## Task instructions
Below are records; work out how many of their lines contain the word "JSON" and reply with the number only.

## Entries shown

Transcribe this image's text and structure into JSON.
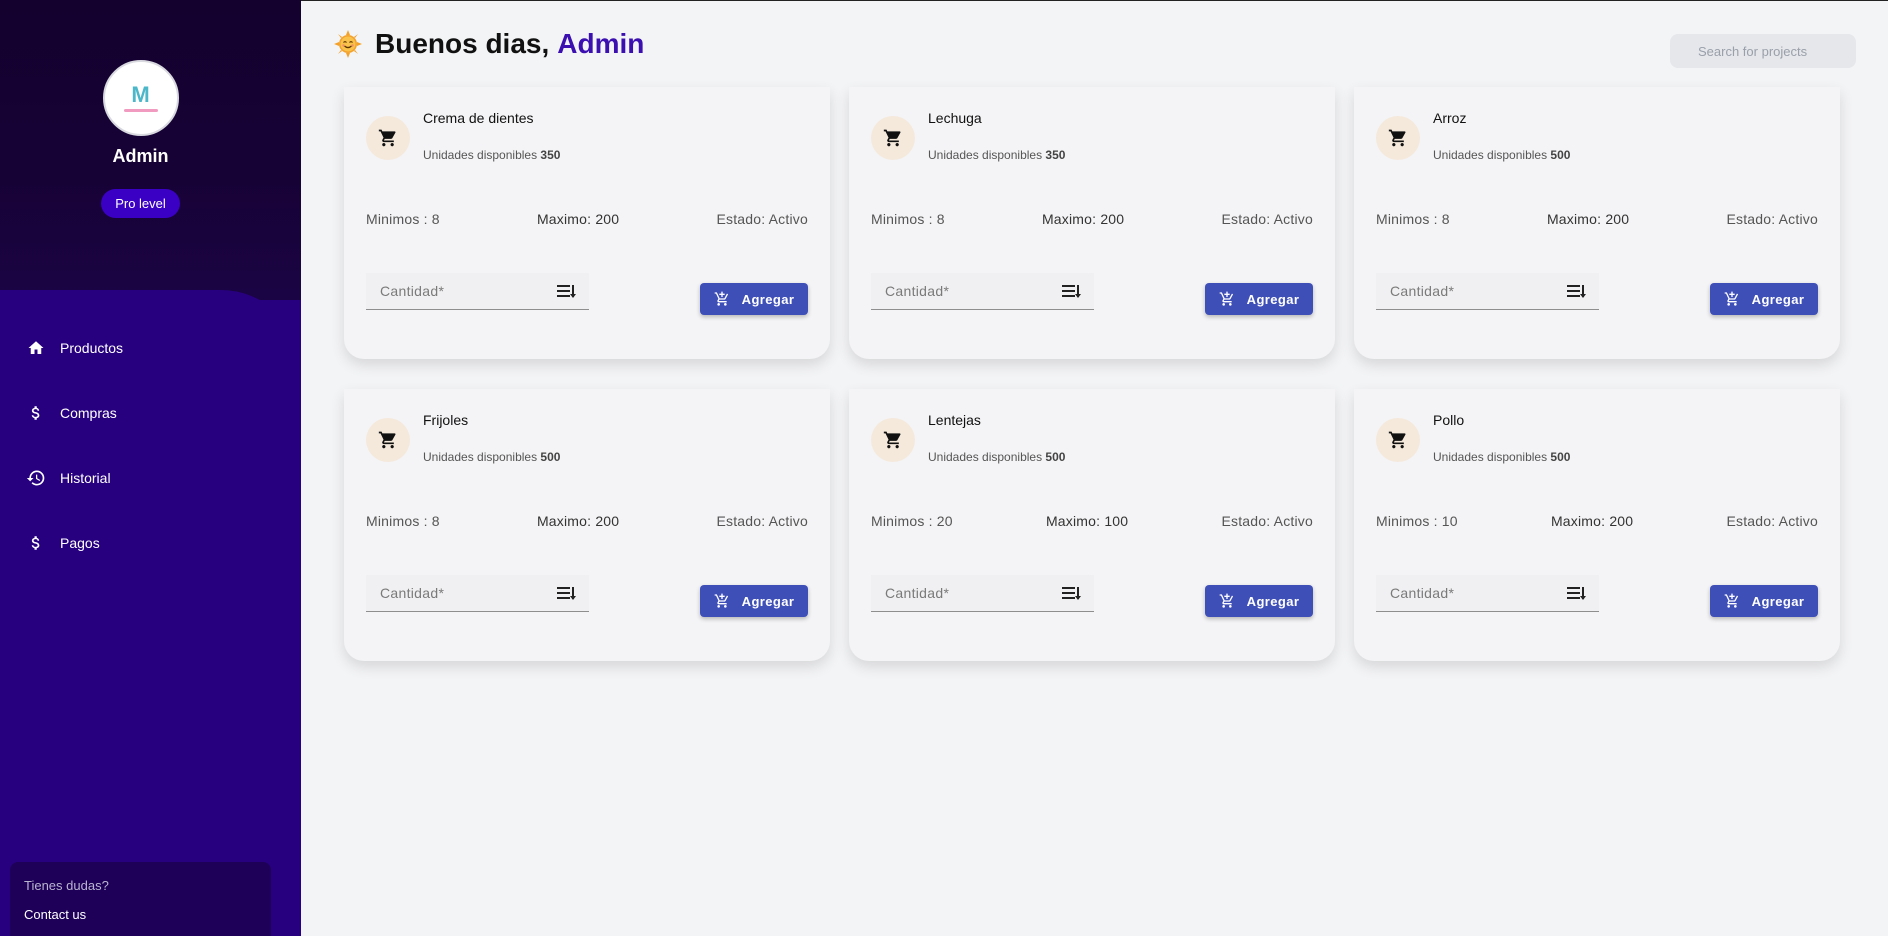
{
  "sidebar": {
    "profile_name": "Admin",
    "badge_label": "Pro level",
    "nav": [
      {
        "label": "Productos",
        "icon": "home-icon"
      },
      {
        "label": "Compras",
        "icon": "dollar-icon"
      },
      {
        "label": "Historial",
        "icon": "history-icon"
      },
      {
        "label": "Pagos",
        "icon": "dollar-icon"
      }
    ],
    "help": {
      "question": "Tienes dudas?",
      "link": "Contact us"
    }
  },
  "header": {
    "greeting": "Buenos dias,",
    "user": "Admin",
    "search_placeholder": "Search for projects"
  },
  "units_prefix": "Unidades disponibles",
  "qty_placeholder": "Cantidad*",
  "add_label": "Agregar",
  "products": [
    {
      "name": "Crema de dientes",
      "units": "350",
      "min": "Minimos : 8",
      "max": "Maximo: 200",
      "status": "Estado: Activo"
    },
    {
      "name": "Lechuga",
      "units": "350",
      "min": "Minimos : 8",
      "max": "Maximo: 200",
      "status": "Estado: Activo"
    },
    {
      "name": "Arroz",
      "units": "500",
      "min": "Minimos : 8",
      "max": "Maximo: 200",
      "status": "Estado: Activo"
    },
    {
      "name": "Frijoles",
      "units": "500",
      "min": "Minimos : 8",
      "max": "Maximo: 200",
      "status": "Estado: Activo"
    },
    {
      "name": "Lentejas",
      "units": "500",
      "min": "Minimos : 20",
      "max": "Maximo: 100",
      "status": "Estado: Activo"
    },
    {
      "name": "Pollo",
      "units": "500",
      "min": "Minimos : 10",
      "max": "Maximo: 200",
      "status": "Estado: Activo"
    }
  ],
  "colors": {
    "sidebar": "#27007f",
    "sidebar_top": "#14012e",
    "accent": "#3b0fb0",
    "button": "#3f4fb8"
  }
}
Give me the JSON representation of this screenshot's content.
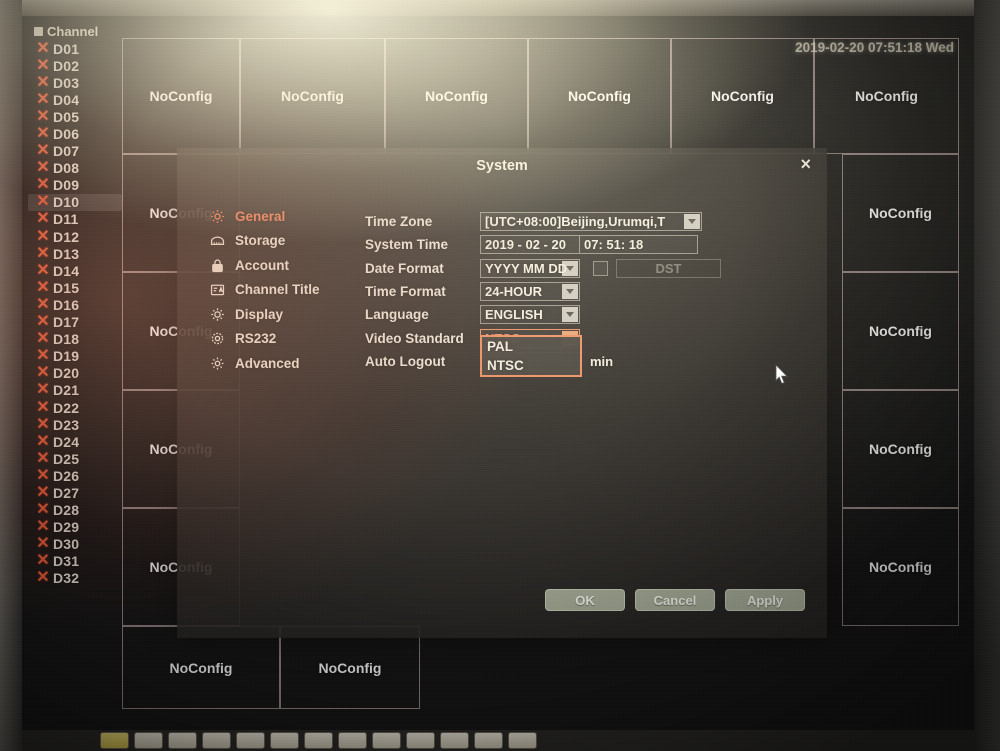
{
  "clock": "2019-02-20 07:51:18 Wed",
  "channel_panel": {
    "header": "Channel",
    "selected": "D10",
    "items": [
      "D01",
      "D02",
      "D03",
      "D04",
      "D05",
      "D06",
      "D07",
      "D08",
      "D09",
      "D10",
      "D11",
      "D12",
      "D13",
      "D14",
      "D15",
      "D16",
      "D17",
      "D18",
      "D19",
      "D20",
      "D21",
      "D22",
      "D23",
      "D24",
      "D25",
      "D26",
      "D27",
      "D28",
      "D29",
      "D30",
      "D31",
      "D32"
    ]
  },
  "live_view": {
    "no_config_label": "NoConfig",
    "top_row": [
      "NoConfig",
      "NoConfig",
      "NoConfig",
      "NoConfig",
      "NoConfig",
      "NoConfig"
    ],
    "left_column": [
      "NoConfig",
      "NoConfig",
      "NoConfig",
      "NoConfig"
    ],
    "right_column": [
      "NoConfig",
      "NoConfig",
      "NoConfig",
      "NoConfig"
    ],
    "bottom_row": [
      "NoConfig",
      "NoConfig"
    ]
  },
  "dialog": {
    "title": "System",
    "close_label": "×",
    "nav": [
      {
        "label": "General",
        "icon": "gear-icon",
        "active": true
      },
      {
        "label": "Storage",
        "icon": "storage-icon",
        "active": false
      },
      {
        "label": "Account",
        "icon": "lock-icon",
        "active": false
      },
      {
        "label": "Channel Title",
        "icon": "channel-title-icon",
        "active": false
      },
      {
        "label": "Display",
        "icon": "brightness-icon",
        "active": false
      },
      {
        "label": "RS232",
        "icon": "gear-flower-icon",
        "active": false
      },
      {
        "label": "Advanced",
        "icon": "gear-outline-icon",
        "active": false
      }
    ],
    "fields": {
      "time_zone": {
        "label": "Time Zone",
        "value": "[UTC+08:00]Beijing,Urumqi,T"
      },
      "system_time": {
        "label": "System Time",
        "date": "2019 - 02 - 20",
        "time": "07: 51: 18"
      },
      "date_format": {
        "label": "Date Format",
        "value": "YYYY MM DD"
      },
      "dst": {
        "label": "DST",
        "checked": false
      },
      "time_format": {
        "label": "Time Format",
        "value": "24-HOUR"
      },
      "language": {
        "label": "Language",
        "value": "ENGLISH"
      },
      "video_standard": {
        "label": "Video Standard",
        "value": "NTSC",
        "options": [
          "PAL",
          "NTSC"
        ],
        "open": true
      },
      "auto_logout": {
        "label": "Auto Logout",
        "value": "",
        "unit": "min"
      }
    },
    "buttons": [
      {
        "label": "OK"
      },
      {
        "label": "Cancel"
      },
      {
        "label": "Apply"
      }
    ]
  },
  "colors": {
    "accent": "#f07a52",
    "dropdown_border": "#ef8a5e",
    "button_bg": "#cdd6bc",
    "channel_x": "#f4603c"
  }
}
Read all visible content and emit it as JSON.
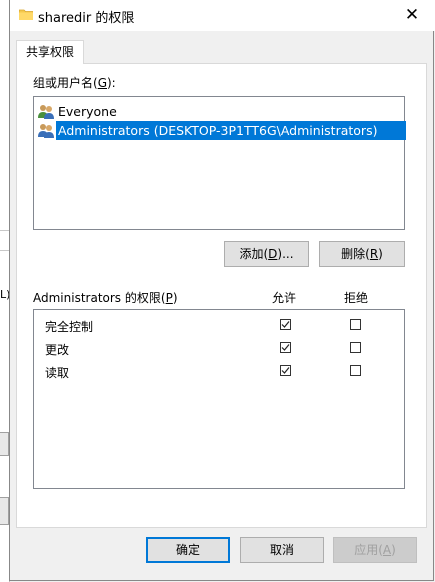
{
  "window": {
    "title": "sharedir 的权限",
    "close_glyph": "✕"
  },
  "tab": {
    "label": "共享权限"
  },
  "group_section": {
    "label_prefix": "组或用户名(",
    "label_hotkey": "G",
    "label_suffix": "):",
    "users": [
      {
        "name": "Everyone",
        "selected": false,
        "icon": "users-group-icon"
      },
      {
        "name": "Administrators (DESKTOP-3P1TT6G\\Administrators)",
        "selected": true,
        "icon": "users-group-icon"
      }
    ],
    "add_button": {
      "prefix": "添加(",
      "hotkey": "D",
      "suffix": ")..."
    },
    "remove_button": {
      "prefix": "删除(",
      "hotkey": "R",
      "suffix": ")"
    }
  },
  "permissions_section": {
    "label_prefix": "Administrators 的权限(",
    "label_hotkey": "P",
    "label_suffix": ")",
    "allow_header": "允许",
    "deny_header": "拒绝",
    "rows": [
      {
        "name": "完全控制",
        "allow": true,
        "deny": false
      },
      {
        "name": "更改",
        "allow": true,
        "deny": false
      },
      {
        "name": "读取",
        "allow": true,
        "deny": false
      }
    ]
  },
  "footer": {
    "ok_label": "确定",
    "cancel_label": "取消",
    "apply_prefix": "应用(",
    "apply_hotkey": "A",
    "apply_suffix": ")"
  },
  "background_window": {
    "fragment_text": "L)"
  },
  "colors": {
    "accent": "#0078d7",
    "selection_bg": "#0078d7",
    "dialog_bg": "#f0f0f0"
  }
}
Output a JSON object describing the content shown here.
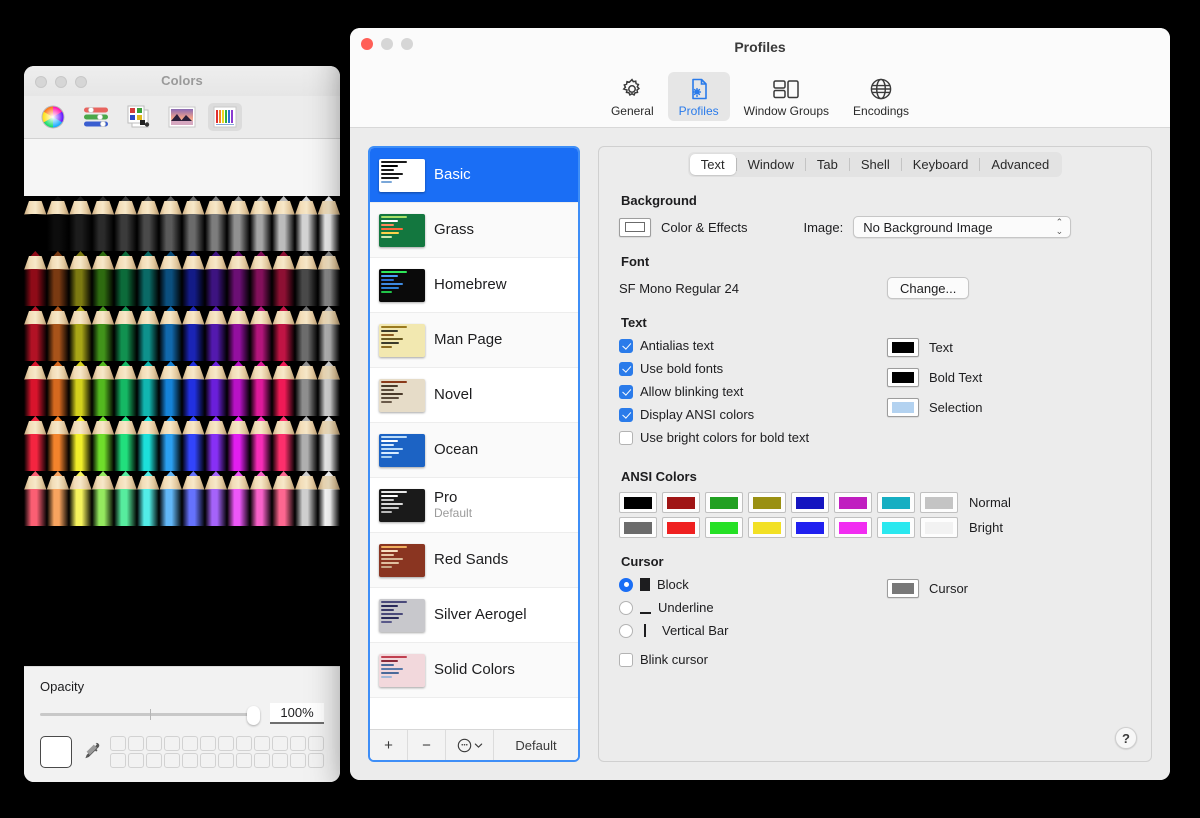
{
  "colors_panel": {
    "title": "Colors",
    "toolbar": [
      {
        "name": "color-wheel-tool",
        "selected": false
      },
      {
        "name": "color-sliders-tool",
        "selected": false
      },
      {
        "name": "color-palettes-tool",
        "selected": false
      },
      {
        "name": "image-palettes-tool",
        "selected": false
      },
      {
        "name": "pencils-tool",
        "selected": true
      }
    ],
    "opacity_label": "Opacity",
    "opacity_value": "100%",
    "pencil_rows": [
      [
        "#000000",
        "#0d0d0d",
        "#1c1c1c",
        "#2b2b2b",
        "#3b3b3b",
        "#4a4a4a",
        "#5a5a5a",
        "#6b6b6b",
        "#7d7d7d",
        "#909090",
        "#a5a5a5",
        "#bcbcbc",
        "#d4d4d4",
        "#ededed"
      ],
      [
        "#8f0b18",
        "#7a3a12",
        "#7c7a11",
        "#2e6b10",
        "#0c6b3a",
        "#0a6a66",
        "#0b4f7e",
        "#131b86",
        "#3d1380",
        "#6b0f74",
        "#83105b",
        "#8d1033",
        "#4a4a4a",
        "#8a8a8a"
      ],
      [
        "#b21225",
        "#a8531a",
        "#a8a616",
        "#41931a",
        "#119150",
        "#0e918c",
        "#1169ad",
        "#1a24b5",
        "#5319ae",
        "#930f9f",
        "#b3157c",
        "#c01444",
        "#6d6d6d",
        "#b5b5b5"
      ],
      [
        "#d8142c",
        "#d5691f",
        "#d4d11c",
        "#53b81f",
        "#15b864",
        "#11b6b0",
        "#1583d8",
        "#2130e0",
        "#6a1fda",
        "#b812c6",
        "#de1a9b",
        "#ef1a56",
        "#8f8f8f",
        "#d6d6d6"
      ],
      [
        "#f42540",
        "#f3832c",
        "#f2ef29",
        "#6fdd2b",
        "#21e07d",
        "#1ce0da",
        "#2ba0f2",
        "#3244fb",
        "#8730f5",
        "#e21ef0",
        "#f62db8",
        "#fc2f6c",
        "#b0b0b0",
        "#f0f0f0"
      ],
      [
        "#fb5f73",
        "#f8a45f",
        "#f6f35d",
        "#95e95f",
        "#57ec9e",
        "#52ece7",
        "#62b7f8",
        "#6572fc",
        "#a563f9",
        "#ec57f7",
        "#f862c9",
        "#fd6790",
        "#cfcfcf",
        "#ffffff"
      ]
    ]
  },
  "profiles_window": {
    "title": "Profiles",
    "toolbar": [
      {
        "label": "General",
        "icon": "gear-icon",
        "active": false
      },
      {
        "label": "Profiles",
        "icon": "document-gear-icon",
        "active": true
      },
      {
        "label": "Window Groups",
        "icon": "window-groups-icon",
        "active": false
      },
      {
        "label": "Encodings",
        "icon": "globe-icon",
        "active": false
      }
    ],
    "profiles": [
      {
        "name": "Basic",
        "sub": "",
        "selected": true,
        "thumb": {
          "bg": "#ffffff",
          "lines": [
            "#1a1a1a",
            "#000000",
            "#1a1a1a",
            "#1a1a1a",
            "#1a1a1a",
            "#7aa7d8"
          ]
        }
      },
      {
        "name": "Grass",
        "sub": "",
        "selected": false,
        "thumb": {
          "bg": "#13773f",
          "lines": [
            "#a8e06a",
            "#ffffff",
            "#ff8a5c",
            "#ff6b3d",
            "#ffd24a",
            "#cfeab0"
          ]
        }
      },
      {
        "name": "Homebrew",
        "sub": "",
        "selected": false,
        "thumb": {
          "bg": "#0a0a0a",
          "lines": [
            "#2ee85a",
            "#4a9df8",
            "#2b6fd0",
            "#3f8ae0",
            "#2e7fd4",
            "#21c44a"
          ]
        }
      },
      {
        "name": "Man Page",
        "sub": "",
        "selected": false,
        "thumb": {
          "bg": "#f2e8b0",
          "lines": [
            "#9a7a20",
            "#3a3a2a",
            "#8a5a20",
            "#6a5a20",
            "#3a3a2a",
            "#8a6a20"
          ]
        }
      },
      {
        "name": "Novel",
        "sub": "",
        "selected": false,
        "thumb": {
          "bg": "#e6dcc8",
          "lines": [
            "#8a3a1a",
            "#4a3a2a",
            "#5a4a3a",
            "#4a3a2a",
            "#5a4a3a",
            "#6a5a4a"
          ]
        }
      },
      {
        "name": "Ocean",
        "sub": "",
        "selected": false,
        "thumb": {
          "bg": "#1c63c4",
          "lines": [
            "#bcdcf8",
            "#ffffff",
            "#d8ecff",
            "#bcdcf8",
            "#d8ecff",
            "#a8d0f0"
          ]
        }
      },
      {
        "name": "Pro",
        "sub": "Default",
        "selected": false,
        "thumb": {
          "bg": "#1a1a1a",
          "lines": [
            "#e8e8e8",
            "#ffffff",
            "#c8c8c8",
            "#d8d8d8",
            "#c8c8c8",
            "#b8b8b8"
          ]
        }
      },
      {
        "name": "Red Sands",
        "sub": "",
        "selected": false,
        "thumb": {
          "bg": "#8a3521",
          "lines": [
            "#f0b060",
            "#f8e0c0",
            "#e8c8a8",
            "#d8b898",
            "#e0c0a0",
            "#c8a888"
          ]
        }
      },
      {
        "name": "Silver Aerogel",
        "sub": "",
        "selected": false,
        "thumb": {
          "bg": "#c8c8cc",
          "lines": [
            "#4a4a7a",
            "#2a2a5a",
            "#3a3a6a",
            "#4a4a7a",
            "#2a2a5a",
            "#5a5a8a"
          ]
        }
      },
      {
        "name": "Solid Colors",
        "sub": "",
        "selected": false,
        "thumb": {
          "bg": "#f2d8dc",
          "lines": [
            "#c04050",
            "#8a2a3a",
            "#4a6a9a",
            "#5a7aaa",
            "#4a6a9a",
            "#a0b8d8"
          ]
        }
      }
    ],
    "sidebar_footer": {
      "add_label": "+",
      "remove_label": "−",
      "more_label": "⋯",
      "default_label": "Default"
    },
    "tabs": [
      {
        "label": "Text",
        "active": true
      },
      {
        "label": "Window",
        "active": false
      },
      {
        "label": "Tab",
        "active": false
      },
      {
        "label": "Shell",
        "active": false
      },
      {
        "label": "Keyboard",
        "active": false
      },
      {
        "label": "Advanced",
        "active": false
      }
    ],
    "background": {
      "section_title": "Background",
      "color_effects_label": "Color & Effects",
      "image_label": "Image:",
      "image_value": "No Background Image",
      "well_color": "#ffffff"
    },
    "font": {
      "section_title": "Font",
      "value": "SF Mono Regular 24",
      "change_label": "Change..."
    },
    "text": {
      "section_title": "Text",
      "checkboxes": [
        {
          "label": "Antialias text",
          "checked": true
        },
        {
          "label": "Use bold fonts",
          "checked": true
        },
        {
          "label": "Allow blinking text",
          "checked": true
        },
        {
          "label": "Display ANSI colors",
          "checked": true
        },
        {
          "label": "Use bright colors for bold text",
          "checked": false
        }
      ],
      "wells": [
        {
          "label": "Text",
          "color": "#000000"
        },
        {
          "label": "Bold Text",
          "color": "#000000"
        },
        {
          "label": "Selection",
          "color": "#b3d2f0"
        }
      ]
    },
    "ansi": {
      "section_title": "ANSI Colors",
      "normal_label": "Normal",
      "bright_label": "Bright",
      "normal": [
        "#000000",
        "#a01515",
        "#21a021",
        "#9a9012",
        "#1414c0",
        "#c01ec0",
        "#16aec2",
        "#c4c4c4"
      ],
      "bright": [
        "#6b6b6b",
        "#ef2020",
        "#25e025",
        "#f2e024",
        "#1f1fef",
        "#f12cf1",
        "#2ae8ef",
        "#f2f2f2"
      ]
    },
    "cursor": {
      "section_title": "Cursor",
      "options": [
        {
          "label": "Block",
          "glyph": "block",
          "selected": true
        },
        {
          "label": "Underline",
          "glyph": "underline",
          "selected": false
        },
        {
          "label": "Vertical Bar",
          "glyph": "bar",
          "selected": false
        }
      ],
      "blink_label": "Blink cursor",
      "blink_checked": false,
      "well_label": "Cursor",
      "well_color": "#787878"
    },
    "help_label": "?"
  }
}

## Answer space
4